NYT's SEC Filing: We Violated Our Exec Incentive Plan

Last Updated Sep 18, 2009 5:19 PM EDT

In what had to be an embarrassing filing with the SEC today, The New York Times revealed that it "has discovered that portions of previously-awarded stock option grants to purchase the company's class A common stock were in excess of that permitted to be granted to a single individual during any calendar year under the terms of the company's 1991 executive stock incentive plan, as amended."

According to the filing, the annual maximum for options thus allocated is 400,000, but in 2008, President and CEO Janet Robinson was awarded 650,000, and in 2009, Chairman and President Arthur Sulzberger, Jr., was granted 500,000.

The executives have agreed to declare the excess options "null and void." In return, the company is awarding them "deferred payment stock appreciation rights" over time of an equivalent value.

The filing goes on to note that both Robinson and Sulzberger were also granted long-term performance awards for the three-year cycles ending in 2011 and 2012 that -- if paid -- would have amounted to $3,500, 000 each, and that these also exceeded the plan limit by $500,000 per person.

The company's directors have therefore lowered the maxmium payouts to $3,000,000 should either exec achieve the financial goals underlying this particular incentive structure.

Inside companies big and small, we all know that innocent mistakes happen, and there certainly is nothing indicating that this is anything but that. But at a time the Times has been struggling financially and trying to handle a massive debt load, it just didn't need more bad publicity.

Nevertheless, that is what this will bring.

  • David Weir

    David Weir is a veteran journalist who has worked at Rolling Stone, California, Mother Jones, Business 2.0, SunDance, the Stanford Social Innovation Review, MyWire, 7x7, and the Center for Investigative Reporting, which he cofounded in 1977. He’s also been a content executive at KQED, Wired Digital, Salon.com, and Excite@Home.
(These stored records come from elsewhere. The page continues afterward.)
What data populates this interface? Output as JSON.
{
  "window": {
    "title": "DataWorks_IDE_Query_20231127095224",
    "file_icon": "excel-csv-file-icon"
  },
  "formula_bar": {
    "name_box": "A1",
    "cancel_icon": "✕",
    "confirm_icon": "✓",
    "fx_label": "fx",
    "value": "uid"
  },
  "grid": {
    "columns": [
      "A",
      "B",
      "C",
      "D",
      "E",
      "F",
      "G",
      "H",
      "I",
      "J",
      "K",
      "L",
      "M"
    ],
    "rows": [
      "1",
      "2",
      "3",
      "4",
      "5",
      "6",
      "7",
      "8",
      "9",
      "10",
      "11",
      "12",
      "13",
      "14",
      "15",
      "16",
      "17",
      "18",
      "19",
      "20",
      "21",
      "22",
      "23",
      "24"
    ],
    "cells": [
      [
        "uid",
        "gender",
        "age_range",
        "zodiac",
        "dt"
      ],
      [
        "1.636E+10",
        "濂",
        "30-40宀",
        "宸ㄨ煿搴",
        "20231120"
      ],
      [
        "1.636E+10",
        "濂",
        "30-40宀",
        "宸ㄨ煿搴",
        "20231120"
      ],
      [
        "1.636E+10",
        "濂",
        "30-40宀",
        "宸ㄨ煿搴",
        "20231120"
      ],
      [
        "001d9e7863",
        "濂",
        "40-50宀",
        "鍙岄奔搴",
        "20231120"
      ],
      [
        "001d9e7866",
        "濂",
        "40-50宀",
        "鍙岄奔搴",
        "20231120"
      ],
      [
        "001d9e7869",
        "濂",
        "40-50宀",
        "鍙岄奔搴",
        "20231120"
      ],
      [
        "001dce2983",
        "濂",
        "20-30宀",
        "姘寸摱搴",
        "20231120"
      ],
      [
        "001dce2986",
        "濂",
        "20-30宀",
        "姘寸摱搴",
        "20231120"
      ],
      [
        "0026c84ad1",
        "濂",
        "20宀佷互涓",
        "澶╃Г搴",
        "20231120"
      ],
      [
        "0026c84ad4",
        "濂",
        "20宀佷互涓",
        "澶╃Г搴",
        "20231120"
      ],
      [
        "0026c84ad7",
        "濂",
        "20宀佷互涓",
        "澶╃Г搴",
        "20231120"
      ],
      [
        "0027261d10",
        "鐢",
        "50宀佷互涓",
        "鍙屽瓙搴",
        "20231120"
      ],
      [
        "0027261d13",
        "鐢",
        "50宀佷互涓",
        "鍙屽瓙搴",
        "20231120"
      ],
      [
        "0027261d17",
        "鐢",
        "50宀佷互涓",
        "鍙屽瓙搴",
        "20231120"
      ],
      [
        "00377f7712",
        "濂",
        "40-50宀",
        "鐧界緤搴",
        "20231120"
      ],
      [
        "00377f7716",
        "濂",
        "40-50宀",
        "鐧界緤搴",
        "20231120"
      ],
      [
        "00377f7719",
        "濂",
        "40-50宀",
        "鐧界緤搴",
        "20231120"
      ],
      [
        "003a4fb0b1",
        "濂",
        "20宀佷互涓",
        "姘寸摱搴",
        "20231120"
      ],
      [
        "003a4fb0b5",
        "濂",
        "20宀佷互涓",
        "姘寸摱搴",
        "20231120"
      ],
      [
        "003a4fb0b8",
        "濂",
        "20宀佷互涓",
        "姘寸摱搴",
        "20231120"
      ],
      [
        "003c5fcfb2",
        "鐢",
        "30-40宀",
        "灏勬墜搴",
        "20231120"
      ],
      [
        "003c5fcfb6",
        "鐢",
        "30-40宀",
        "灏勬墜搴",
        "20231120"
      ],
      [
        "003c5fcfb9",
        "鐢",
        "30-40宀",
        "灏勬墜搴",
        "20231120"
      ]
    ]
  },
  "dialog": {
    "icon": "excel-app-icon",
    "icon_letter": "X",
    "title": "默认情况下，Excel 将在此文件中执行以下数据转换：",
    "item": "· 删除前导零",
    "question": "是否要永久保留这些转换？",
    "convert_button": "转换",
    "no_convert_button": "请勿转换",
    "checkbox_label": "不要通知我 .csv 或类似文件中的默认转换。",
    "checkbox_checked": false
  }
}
David has published hundreds of articles and three books,including "Raising Hell: How the Center for Investigative Reporting Gets Its Story," and has been teaching journalism for more than 20 years at U.C. Berkeley, San Francisco State University, and Stanford.